DATA PROVIDED.

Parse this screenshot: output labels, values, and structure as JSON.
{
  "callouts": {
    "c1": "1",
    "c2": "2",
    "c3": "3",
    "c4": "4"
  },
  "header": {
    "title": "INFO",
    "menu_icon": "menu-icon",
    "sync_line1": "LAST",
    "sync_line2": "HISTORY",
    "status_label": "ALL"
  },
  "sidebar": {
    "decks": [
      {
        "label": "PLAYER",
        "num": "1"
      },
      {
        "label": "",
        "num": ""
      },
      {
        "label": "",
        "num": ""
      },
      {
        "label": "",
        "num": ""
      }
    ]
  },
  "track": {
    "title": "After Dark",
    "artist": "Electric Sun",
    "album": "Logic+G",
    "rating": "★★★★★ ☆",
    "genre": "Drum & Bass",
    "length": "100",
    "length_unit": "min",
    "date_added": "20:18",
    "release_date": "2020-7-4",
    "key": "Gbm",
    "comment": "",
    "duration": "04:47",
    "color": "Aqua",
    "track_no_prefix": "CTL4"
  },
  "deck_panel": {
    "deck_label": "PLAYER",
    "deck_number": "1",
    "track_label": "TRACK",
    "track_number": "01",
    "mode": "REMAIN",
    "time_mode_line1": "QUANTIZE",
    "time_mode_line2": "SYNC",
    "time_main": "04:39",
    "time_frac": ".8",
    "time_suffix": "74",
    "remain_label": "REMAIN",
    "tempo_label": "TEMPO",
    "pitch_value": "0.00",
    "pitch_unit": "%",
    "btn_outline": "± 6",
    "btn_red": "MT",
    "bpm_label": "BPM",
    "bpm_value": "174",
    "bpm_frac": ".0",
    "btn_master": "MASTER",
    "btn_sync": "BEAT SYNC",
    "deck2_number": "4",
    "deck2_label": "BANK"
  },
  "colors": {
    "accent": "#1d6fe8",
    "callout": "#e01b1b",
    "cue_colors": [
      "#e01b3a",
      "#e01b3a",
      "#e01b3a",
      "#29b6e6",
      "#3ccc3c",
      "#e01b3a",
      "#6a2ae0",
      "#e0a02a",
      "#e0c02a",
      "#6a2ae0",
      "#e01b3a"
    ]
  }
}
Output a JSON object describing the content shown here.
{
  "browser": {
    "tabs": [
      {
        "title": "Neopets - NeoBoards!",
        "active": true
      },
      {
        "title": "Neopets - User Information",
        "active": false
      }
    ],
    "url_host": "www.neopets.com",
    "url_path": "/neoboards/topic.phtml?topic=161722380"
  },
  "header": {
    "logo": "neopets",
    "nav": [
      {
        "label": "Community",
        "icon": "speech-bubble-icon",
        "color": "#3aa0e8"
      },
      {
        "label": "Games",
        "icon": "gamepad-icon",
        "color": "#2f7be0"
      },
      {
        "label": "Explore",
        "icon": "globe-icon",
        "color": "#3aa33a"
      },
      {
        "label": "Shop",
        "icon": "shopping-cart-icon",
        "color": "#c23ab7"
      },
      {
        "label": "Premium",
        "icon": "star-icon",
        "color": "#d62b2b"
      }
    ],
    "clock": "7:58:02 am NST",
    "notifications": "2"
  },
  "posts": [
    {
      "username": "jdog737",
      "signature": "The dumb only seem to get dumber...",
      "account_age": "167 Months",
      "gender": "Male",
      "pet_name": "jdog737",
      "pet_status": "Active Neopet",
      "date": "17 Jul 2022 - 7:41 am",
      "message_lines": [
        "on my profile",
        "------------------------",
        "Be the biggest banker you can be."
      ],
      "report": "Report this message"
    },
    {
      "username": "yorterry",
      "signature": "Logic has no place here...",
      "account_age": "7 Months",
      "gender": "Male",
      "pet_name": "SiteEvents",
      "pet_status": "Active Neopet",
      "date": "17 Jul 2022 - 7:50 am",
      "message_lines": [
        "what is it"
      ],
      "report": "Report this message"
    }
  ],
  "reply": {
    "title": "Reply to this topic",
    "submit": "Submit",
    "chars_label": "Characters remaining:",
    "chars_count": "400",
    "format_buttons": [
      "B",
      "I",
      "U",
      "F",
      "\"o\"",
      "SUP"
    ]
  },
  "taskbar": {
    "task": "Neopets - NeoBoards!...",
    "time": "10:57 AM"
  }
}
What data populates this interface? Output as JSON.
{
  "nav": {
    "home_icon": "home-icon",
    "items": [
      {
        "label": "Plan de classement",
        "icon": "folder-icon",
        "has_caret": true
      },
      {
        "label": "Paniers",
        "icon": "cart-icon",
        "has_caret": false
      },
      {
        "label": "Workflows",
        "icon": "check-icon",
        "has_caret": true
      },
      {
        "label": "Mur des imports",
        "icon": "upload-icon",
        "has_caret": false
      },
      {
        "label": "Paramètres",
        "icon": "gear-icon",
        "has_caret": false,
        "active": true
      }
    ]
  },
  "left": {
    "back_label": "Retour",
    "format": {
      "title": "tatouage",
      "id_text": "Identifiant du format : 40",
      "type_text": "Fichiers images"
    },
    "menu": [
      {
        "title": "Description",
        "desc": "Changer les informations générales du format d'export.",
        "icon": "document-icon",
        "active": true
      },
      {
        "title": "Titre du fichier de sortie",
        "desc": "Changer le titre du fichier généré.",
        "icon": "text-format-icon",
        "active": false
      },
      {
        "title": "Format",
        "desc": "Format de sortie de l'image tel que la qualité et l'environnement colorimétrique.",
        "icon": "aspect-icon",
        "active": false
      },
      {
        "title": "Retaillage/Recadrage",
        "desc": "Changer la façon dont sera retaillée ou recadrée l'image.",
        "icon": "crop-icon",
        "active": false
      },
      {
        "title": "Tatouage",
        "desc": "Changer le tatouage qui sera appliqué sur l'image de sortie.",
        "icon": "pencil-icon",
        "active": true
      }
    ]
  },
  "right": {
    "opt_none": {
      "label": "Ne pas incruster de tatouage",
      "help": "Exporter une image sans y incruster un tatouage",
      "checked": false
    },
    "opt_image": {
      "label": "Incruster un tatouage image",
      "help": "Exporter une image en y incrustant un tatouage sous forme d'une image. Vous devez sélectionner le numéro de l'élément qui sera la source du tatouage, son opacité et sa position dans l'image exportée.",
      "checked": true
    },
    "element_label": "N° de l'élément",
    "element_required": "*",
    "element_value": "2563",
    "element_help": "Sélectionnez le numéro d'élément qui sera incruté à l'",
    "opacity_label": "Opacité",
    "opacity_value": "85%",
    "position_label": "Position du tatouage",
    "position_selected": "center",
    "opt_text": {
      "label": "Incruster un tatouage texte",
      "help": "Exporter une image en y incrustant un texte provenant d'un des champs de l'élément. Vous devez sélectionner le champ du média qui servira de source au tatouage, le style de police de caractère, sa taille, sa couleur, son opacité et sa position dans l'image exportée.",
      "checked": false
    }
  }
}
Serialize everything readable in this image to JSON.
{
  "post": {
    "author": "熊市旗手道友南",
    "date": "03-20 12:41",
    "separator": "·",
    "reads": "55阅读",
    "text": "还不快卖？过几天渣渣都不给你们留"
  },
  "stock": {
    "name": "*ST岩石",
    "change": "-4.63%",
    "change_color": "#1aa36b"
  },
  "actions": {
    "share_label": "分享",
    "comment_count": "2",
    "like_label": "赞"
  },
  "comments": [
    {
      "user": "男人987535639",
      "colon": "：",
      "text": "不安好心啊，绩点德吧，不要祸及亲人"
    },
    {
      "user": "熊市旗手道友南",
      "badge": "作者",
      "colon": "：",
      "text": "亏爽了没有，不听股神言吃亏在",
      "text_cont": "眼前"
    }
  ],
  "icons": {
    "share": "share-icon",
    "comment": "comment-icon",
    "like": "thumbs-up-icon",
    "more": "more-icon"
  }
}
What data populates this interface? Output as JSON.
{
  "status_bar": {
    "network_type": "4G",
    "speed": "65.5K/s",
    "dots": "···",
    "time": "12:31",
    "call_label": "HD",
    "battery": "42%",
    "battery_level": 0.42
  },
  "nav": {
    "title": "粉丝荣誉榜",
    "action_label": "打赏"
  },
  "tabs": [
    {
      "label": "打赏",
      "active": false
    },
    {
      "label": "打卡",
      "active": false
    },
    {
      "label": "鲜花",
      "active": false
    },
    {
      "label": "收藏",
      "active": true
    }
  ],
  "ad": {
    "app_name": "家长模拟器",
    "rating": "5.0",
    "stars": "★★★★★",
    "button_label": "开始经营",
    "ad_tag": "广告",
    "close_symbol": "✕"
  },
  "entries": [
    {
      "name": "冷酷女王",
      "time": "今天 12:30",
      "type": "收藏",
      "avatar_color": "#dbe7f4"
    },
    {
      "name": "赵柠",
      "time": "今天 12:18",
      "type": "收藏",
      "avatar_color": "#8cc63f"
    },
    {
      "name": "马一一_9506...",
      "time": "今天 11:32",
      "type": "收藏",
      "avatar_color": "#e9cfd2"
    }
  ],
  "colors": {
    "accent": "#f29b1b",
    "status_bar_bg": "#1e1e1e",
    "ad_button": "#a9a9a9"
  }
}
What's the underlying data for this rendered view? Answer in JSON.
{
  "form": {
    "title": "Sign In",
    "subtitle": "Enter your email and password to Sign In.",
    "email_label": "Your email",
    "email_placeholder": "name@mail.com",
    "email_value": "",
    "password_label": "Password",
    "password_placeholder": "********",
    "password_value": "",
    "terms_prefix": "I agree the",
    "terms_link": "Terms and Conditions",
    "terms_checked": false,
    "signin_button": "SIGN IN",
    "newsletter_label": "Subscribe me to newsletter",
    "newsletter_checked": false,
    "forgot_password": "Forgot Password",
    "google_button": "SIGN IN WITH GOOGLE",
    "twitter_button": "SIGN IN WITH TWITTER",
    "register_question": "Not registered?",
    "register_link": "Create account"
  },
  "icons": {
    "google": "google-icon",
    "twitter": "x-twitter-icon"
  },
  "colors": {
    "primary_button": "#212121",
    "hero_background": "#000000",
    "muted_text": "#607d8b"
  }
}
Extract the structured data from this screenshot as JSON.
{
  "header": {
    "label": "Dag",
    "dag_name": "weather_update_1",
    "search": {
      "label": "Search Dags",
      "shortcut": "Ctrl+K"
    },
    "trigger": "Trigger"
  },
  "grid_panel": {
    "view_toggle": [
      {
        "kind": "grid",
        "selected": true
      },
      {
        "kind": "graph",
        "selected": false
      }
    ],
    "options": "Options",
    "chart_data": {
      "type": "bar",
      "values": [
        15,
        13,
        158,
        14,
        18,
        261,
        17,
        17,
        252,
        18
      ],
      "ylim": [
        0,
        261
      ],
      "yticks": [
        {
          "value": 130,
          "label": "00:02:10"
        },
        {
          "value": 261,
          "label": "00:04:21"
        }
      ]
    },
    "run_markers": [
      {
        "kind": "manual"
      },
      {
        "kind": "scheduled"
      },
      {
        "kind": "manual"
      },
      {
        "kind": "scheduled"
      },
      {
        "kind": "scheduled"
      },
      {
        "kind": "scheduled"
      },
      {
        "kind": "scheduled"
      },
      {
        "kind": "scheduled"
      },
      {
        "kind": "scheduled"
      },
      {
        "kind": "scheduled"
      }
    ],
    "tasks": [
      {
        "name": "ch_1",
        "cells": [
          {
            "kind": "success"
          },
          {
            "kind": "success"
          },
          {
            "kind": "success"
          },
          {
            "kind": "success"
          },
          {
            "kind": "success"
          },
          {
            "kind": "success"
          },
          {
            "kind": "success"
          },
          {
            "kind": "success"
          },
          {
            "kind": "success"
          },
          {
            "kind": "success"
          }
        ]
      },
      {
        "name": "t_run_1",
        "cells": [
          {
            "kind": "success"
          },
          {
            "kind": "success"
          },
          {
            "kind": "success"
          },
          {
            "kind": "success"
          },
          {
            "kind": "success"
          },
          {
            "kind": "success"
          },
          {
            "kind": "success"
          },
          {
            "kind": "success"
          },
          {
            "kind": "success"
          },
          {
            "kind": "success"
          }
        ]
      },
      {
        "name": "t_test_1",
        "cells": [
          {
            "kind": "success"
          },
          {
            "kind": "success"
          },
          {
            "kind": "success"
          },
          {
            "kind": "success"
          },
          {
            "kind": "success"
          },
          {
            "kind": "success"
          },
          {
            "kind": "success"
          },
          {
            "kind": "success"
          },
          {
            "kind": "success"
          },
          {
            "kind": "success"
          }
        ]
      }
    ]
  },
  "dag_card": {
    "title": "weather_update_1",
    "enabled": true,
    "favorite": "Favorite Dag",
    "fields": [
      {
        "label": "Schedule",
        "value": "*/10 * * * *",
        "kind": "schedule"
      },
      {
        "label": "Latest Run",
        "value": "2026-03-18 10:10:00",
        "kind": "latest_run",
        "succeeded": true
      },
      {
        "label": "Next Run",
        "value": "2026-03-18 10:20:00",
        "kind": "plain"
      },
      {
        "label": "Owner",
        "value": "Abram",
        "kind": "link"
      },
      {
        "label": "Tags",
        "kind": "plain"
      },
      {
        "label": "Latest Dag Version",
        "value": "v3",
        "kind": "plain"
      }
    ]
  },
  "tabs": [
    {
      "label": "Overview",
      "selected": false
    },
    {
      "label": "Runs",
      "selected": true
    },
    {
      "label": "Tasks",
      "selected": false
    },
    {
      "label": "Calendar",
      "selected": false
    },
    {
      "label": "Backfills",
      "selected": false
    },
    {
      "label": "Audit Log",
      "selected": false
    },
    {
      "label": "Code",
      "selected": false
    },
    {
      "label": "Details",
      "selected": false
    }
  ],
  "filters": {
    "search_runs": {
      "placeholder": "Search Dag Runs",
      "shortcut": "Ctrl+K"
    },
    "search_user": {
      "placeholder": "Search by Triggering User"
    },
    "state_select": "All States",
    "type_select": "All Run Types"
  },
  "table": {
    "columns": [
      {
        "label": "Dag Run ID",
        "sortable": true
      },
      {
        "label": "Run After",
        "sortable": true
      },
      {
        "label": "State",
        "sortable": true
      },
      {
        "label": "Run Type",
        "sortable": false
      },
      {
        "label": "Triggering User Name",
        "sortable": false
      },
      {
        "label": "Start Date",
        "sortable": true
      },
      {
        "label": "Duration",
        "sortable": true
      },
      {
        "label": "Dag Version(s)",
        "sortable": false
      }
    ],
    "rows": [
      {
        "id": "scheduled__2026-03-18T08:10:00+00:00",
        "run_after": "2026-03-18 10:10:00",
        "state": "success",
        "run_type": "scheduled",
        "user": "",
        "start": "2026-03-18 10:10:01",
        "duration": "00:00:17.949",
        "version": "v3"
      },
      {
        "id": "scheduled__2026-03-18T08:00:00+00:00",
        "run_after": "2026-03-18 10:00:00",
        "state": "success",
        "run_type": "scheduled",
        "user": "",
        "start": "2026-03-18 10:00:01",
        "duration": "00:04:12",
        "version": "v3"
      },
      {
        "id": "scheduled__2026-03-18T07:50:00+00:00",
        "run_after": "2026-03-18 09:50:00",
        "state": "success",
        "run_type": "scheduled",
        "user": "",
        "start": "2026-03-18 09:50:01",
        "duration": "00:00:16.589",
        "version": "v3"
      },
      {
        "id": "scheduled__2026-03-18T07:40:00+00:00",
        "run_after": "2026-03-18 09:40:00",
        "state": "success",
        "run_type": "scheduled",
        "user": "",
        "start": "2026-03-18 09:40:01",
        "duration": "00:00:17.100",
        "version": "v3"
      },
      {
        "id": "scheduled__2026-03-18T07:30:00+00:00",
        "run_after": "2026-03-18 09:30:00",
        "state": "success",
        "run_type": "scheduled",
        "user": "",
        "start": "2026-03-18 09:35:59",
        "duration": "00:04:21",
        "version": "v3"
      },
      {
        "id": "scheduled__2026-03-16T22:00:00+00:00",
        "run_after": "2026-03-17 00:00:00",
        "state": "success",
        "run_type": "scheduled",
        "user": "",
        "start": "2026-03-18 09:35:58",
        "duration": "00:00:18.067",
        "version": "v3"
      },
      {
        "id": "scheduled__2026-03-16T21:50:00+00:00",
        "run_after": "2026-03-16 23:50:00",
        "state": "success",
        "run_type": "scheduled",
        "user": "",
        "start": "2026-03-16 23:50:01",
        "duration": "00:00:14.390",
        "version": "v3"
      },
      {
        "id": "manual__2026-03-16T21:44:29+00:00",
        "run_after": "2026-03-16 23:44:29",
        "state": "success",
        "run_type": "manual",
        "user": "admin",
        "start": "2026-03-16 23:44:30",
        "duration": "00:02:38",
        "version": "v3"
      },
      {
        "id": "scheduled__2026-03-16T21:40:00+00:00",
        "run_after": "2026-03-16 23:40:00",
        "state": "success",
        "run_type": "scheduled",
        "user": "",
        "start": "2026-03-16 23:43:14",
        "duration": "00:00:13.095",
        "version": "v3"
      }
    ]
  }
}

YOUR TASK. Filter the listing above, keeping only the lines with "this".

EXERCISE RESPONSE.
Parse this screenshot: output labels, values, and structure as JSON.
      "report": "Report this message"
      "report": "Report this message"
    "title": "Reply to this topic",
What data populates this interface? Output as JSON.
Serialize everything readable in this image to JSON.
What data populates this interface? Output as JSON.
What's the underlying data for this rendered view? Answer in JSON.
Extract the structured data from this screenshot as JSON.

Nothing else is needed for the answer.